I told her that I enjoyed how the story was told from the main character’s point of view, so she showed me other books in that genre that exhibited that point of view.

She asked me if I liked how the main character was solving a mystery and I told her that I was more into the relationships she maintained throughout the story.

It was interesting the way the reference librarian used mood when searching the nonfiction materials. When I asked her about finding self-help materials in the collection, she asked me what type of self-help I was looking for. She asked if I was looking for something inspirational or psychological. By inspirational she meant religions and once I told her that I didn’t want religious based books, she showed me to the books written by psychologists.

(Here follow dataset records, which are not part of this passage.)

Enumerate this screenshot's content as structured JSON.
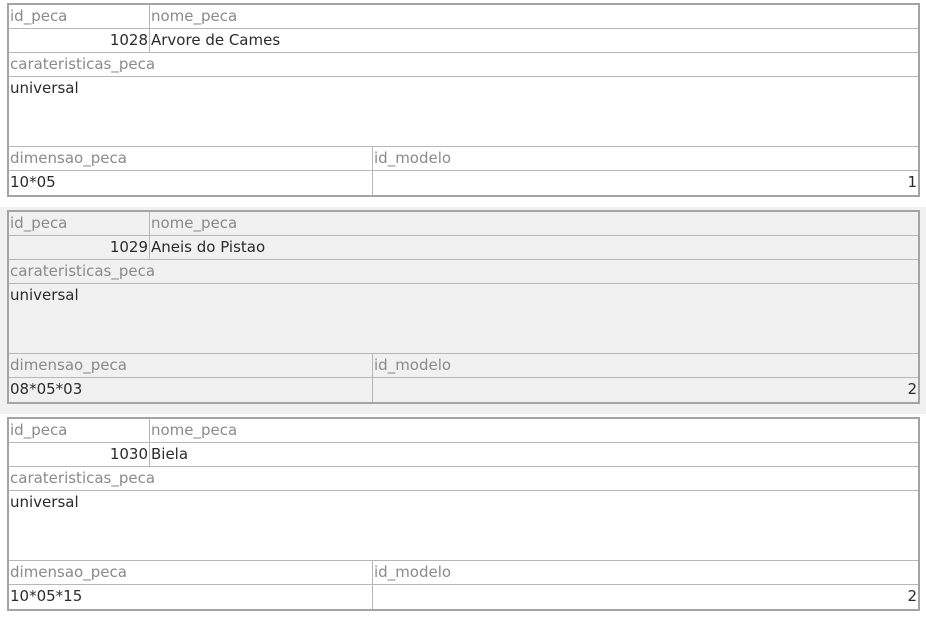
{
  "labels": {
    "id_peca": "id_peca",
    "nome_peca": "nome_peca",
    "carateristicas_peca": "carateristicas_peca",
    "dimensao_peca": "dimensao_peca",
    "id_modelo": "id_modelo"
  },
  "records": [
    {
      "id_peca": "1028",
      "nome_peca": "Arvore de Cames",
      "carateristicas_peca": "universal",
      "dimensao_peca": "10*05",
      "id_modelo": "1"
    },
    {
      "id_peca": "1029",
      "nome_peca": "Aneis do Pistao",
      "carateristicas_peca": "universal",
      "dimensao_peca": "08*05*03",
      "id_modelo": "2"
    },
    {
      "id_peca": "1030",
      "nome_peca": "Biela",
      "carateristicas_peca": "universal",
      "dimensao_peca": "10*05*15",
      "id_modelo": "2"
    }
  ]
}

She asked if there was a particular type of self-help, I was looking for. I told her the name of an author someone suggested I look up. I could tell “self-help” was a genre that she was not as familiar with, so we went back to the reference desks and she did a catalog search on the computer. She found two titles from that author in the system and took me to the section where the books were. She flipped through the book to see if it was something I liked, and pulled other titles that were in close proximity. She suggested that I take a moment to look through the books we collected so far, showed me to the seating area, and told me to tell her if I want her to look for more.

What didn’t she cover:

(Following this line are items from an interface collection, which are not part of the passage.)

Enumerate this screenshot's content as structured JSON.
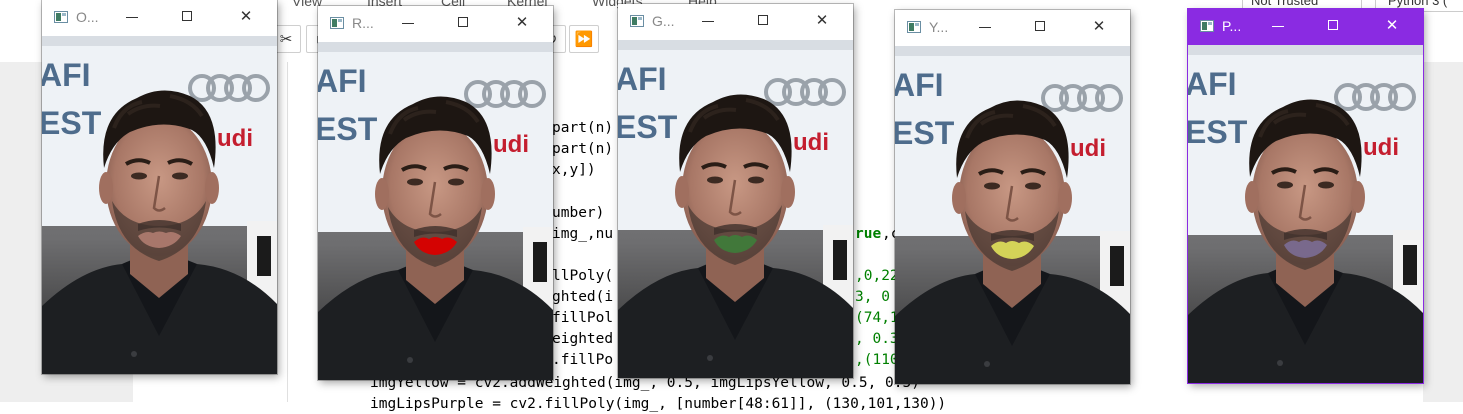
{
  "notebook": {
    "menu": [
      "View",
      "Insert",
      "Cell",
      "Kernel",
      "Widgets",
      "Help"
    ],
    "kernel_state": "Not Trusted",
    "kernel_name": "Python 3 (",
    "code_fragments": [
      {
        "text": "part(n)"
      },
      {
        "text": "part(n)"
      },
      {
        "text": "x,y])"
      },
      {
        "text": "umber)"
      },
      {
        "text": "img_,nu"
      },
      {
        "text": "rue",
        "style": "kw"
      },
      {
        "text": ",c"
      },
      {
        "text": "llPoly("
      },
      {
        "text": ",0,22",
        "style": "num"
      },
      {
        "text": "ghted(i"
      },
      {
        "text": "3, 0",
        "style": "num"
      },
      {
        "text": "fillPol"
      },
      {
        "text": "(74,1",
        "style": "num"
      },
      {
        "text": "eighted"
      },
      {
        "text": ", 0.3",
        "style": "num"
      },
      {
        "text": ".fillPo"
      },
      {
        "text": ",(110",
        "style": "num"
      },
      {
        "text": "imgYellow = cv2.addWeighted(img_, 0.5, imgLipsYellow, 0.5, 0.5)"
      },
      {
        "text": "imgLipsPurple = cv2.fillPoly(img_, [number[48:61]], (130,101,130))"
      }
    ]
  },
  "windows": [
    {
      "title": "O...",
      "lip_color": null
    },
    {
      "title": "R...",
      "lip_color": "#d90000"
    },
    {
      "title": "G...",
      "lip_color": "#3f7a3a"
    },
    {
      "title": "Y...",
      "lip_color": "#d9d95a"
    },
    {
      "title": "P...",
      "lip_color": "#7a6a90",
      "active": true
    }
  ],
  "colors": {
    "active_titlebar": "#8a2be2",
    "backdrop_banner": "#eef2f6",
    "banner_text_blue": "#4e6c8c",
    "banner_text_red": "#c41e2f"
  },
  "icons": [
    "window-app-icon",
    "minimize-icon",
    "maximize-icon",
    "close-icon",
    "cut-icon",
    "stop-icon",
    "fast-forward-icon"
  ]
}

I was a little disappointed that she didn’t ask my level of comfort with the violence and sexuality in a book. She may have assumed that I was fine with it since I didn’t complain about how much sex and violence was in the novel I recently read.

She didn’t mention book length during our interview. Nor did she ask how I felt about the pacing. Had she asked, I would have told her that I enjoyed the way the fiction author lingered on the thoughts and feelings of the main character throughout the story. I felt like sharing that would have opened up the interview to more suggested books, but I really wanted her to get me to say that.

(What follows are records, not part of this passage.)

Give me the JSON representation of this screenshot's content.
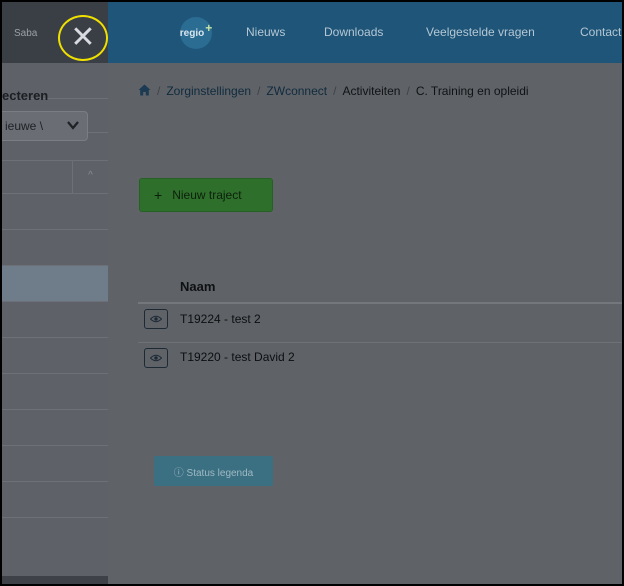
{
  "sidebar": {
    "user_name": "Saba",
    "close_glyph": "✕",
    "filter_label": "ecteren",
    "select_value": "ieuwe \\",
    "sort_glyph": "^"
  },
  "navbar": {
    "logo_text": "regio",
    "logo_plus": "+",
    "items": [
      "Nieuws",
      "Downloads",
      "Veelgestelde vragen",
      "Contact"
    ]
  },
  "breadcrumb": {
    "links": [
      "Zorginstellingen",
      "ZWconnect"
    ],
    "plain": "Activiteiten",
    "current": "C. Training en opleidi",
    "separator": "/"
  },
  "actions": {
    "new_traject_plus": "+",
    "new_traject_label": "Nieuw traject",
    "status_legend_label": "ⓘ Status legenda"
  },
  "table": {
    "header_name": "Naam",
    "rows": [
      "T19224 - test 2",
      "T19220 - test David 2"
    ]
  }
}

My Observation:

Compared with the “TO-DO and NOT-TO-DO LIST for READERS’ ADVISERS” chart in Ross’s article, “The Readers’ Advisory Interview,” this librarian did fairly well with the interview. She did not refer me to the OPAC, or start with the OPAC to answer my questions. She knew her collection well enough to make suggestions before resorting to an RA tool. I was impressed with how she took time to flip through the book with me, rather than do a title search and hope for the best! When introducing a new author she asked questions like “have you read…” and “would you like to read more about…”. I felt like she was really listening to my responses. It was helpful to have her talk to me while she searched for more. The moment I reveled a little more information, she was prepared to move to another set of books. She told me what other readers, of books like the ones she showed me, also read. And most of all she did not assume that she couldn’t help me with nonfiction self-help. I could tell the query slowed her down a little bit and caused her to use the RA tools, but she was just as eager and helpful as she was with the fiction materials.

I noticed that she asked many questions about the book I recently read. Although I’ve never read books by the authors she suggested, I look forward to exploring those materials. Due to the nature of the assignment, I did not checkout any of the books we found that morning. However, I was quite satisfied with the materials this Readers’ Advisor was able to produce during my secret shopping adventure.


-A Teaching Librarian